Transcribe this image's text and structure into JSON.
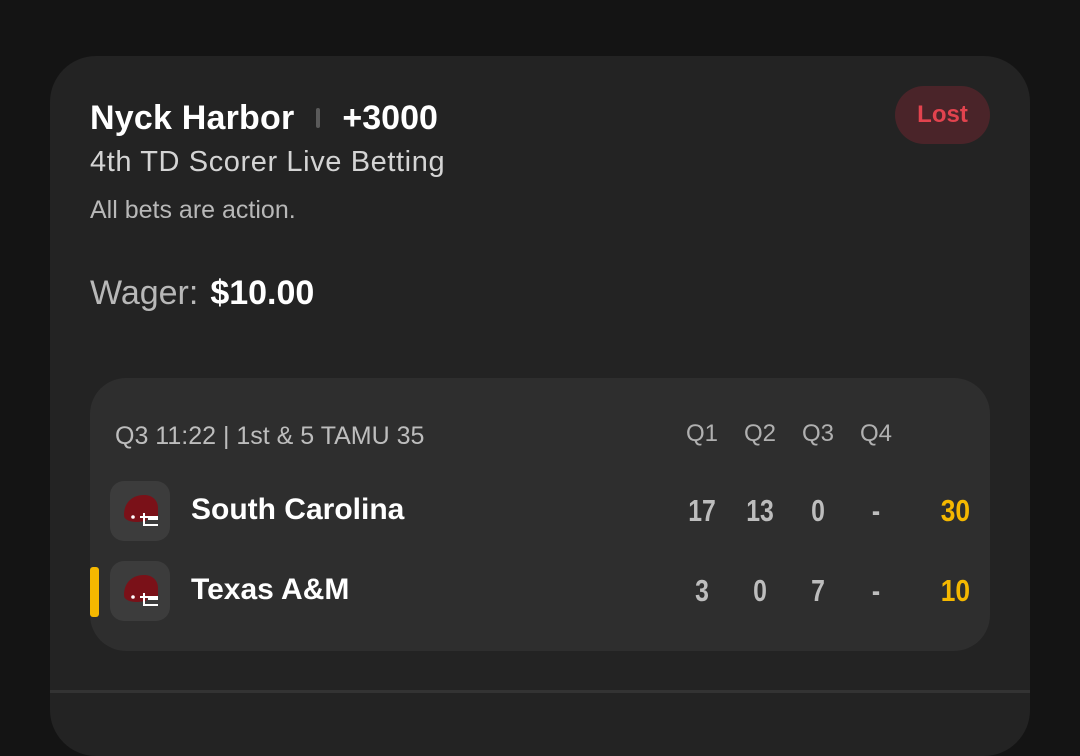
{
  "bet": {
    "selection": "Nyck Harbor",
    "odds": "+3000",
    "market": "4th TD Scorer Live Betting",
    "note": "All bets are action.",
    "status": "Lost",
    "wager_label": "Wager:",
    "wager_amount": "$10.00"
  },
  "game": {
    "status": "Q3 11:22 | 1st & 5 TAMU 35",
    "quarters": [
      "Q1",
      "Q2",
      "Q3",
      "Q4"
    ],
    "teams": [
      {
        "name": "South Carolina",
        "logo_icon": "football-helmet-icon",
        "scores": [
          "17",
          "13",
          "0",
          "-"
        ],
        "total": "30",
        "possession": false
      },
      {
        "name": "Texas A&M",
        "logo_icon": "football-helmet-icon",
        "scores": [
          "3",
          "0",
          "7",
          "-"
        ],
        "total": "10",
        "possession": true
      }
    ]
  },
  "colors": {
    "background": "#141414",
    "card": "#232323",
    "scoreboard": "#2e2e2e",
    "accent_total": "#f5b800",
    "lost_text": "#e2434e",
    "lost_badge": "#4a2429",
    "helmet": "#7a1118"
  }
}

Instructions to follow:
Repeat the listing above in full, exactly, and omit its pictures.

Output:
Transcribe this image's text and structure into JSON.
{
  "bet": {
    "selection": "Nyck Harbor",
    "odds": "+3000",
    "market": "4th TD Scorer Live Betting",
    "note": "All bets are action.",
    "status": "Lost",
    "wager_label": "Wager:",
    "wager_amount": "$10.00"
  },
  "game": {
    "status": "Q3 11:22 | 1st & 5 TAMU 35",
    "quarters": [
      "Q1",
      "Q2",
      "Q3",
      "Q4"
    ],
    "teams": [
      {
        "name": "South Carolina",
        "logo_icon": "football-helmet-icon",
        "scores": [
          "17",
          "13",
          "0",
          "-"
        ],
        "total": "30",
        "possession": false
      },
      {
        "name": "Texas A&M",
        "logo_icon": "football-helmet-icon",
        "scores": [
          "3",
          "0",
          "7",
          "-"
        ],
        "total": "10",
        "possession": true
      }
    ]
  },
  "colors": {
    "background": "#141414",
    "card": "#232323",
    "scoreboard": "#2e2e2e",
    "accent_total": "#f5b800",
    "lost_text": "#e2434e",
    "lost_badge": "#4a2429",
    "helmet": "#7a1118"
  }
}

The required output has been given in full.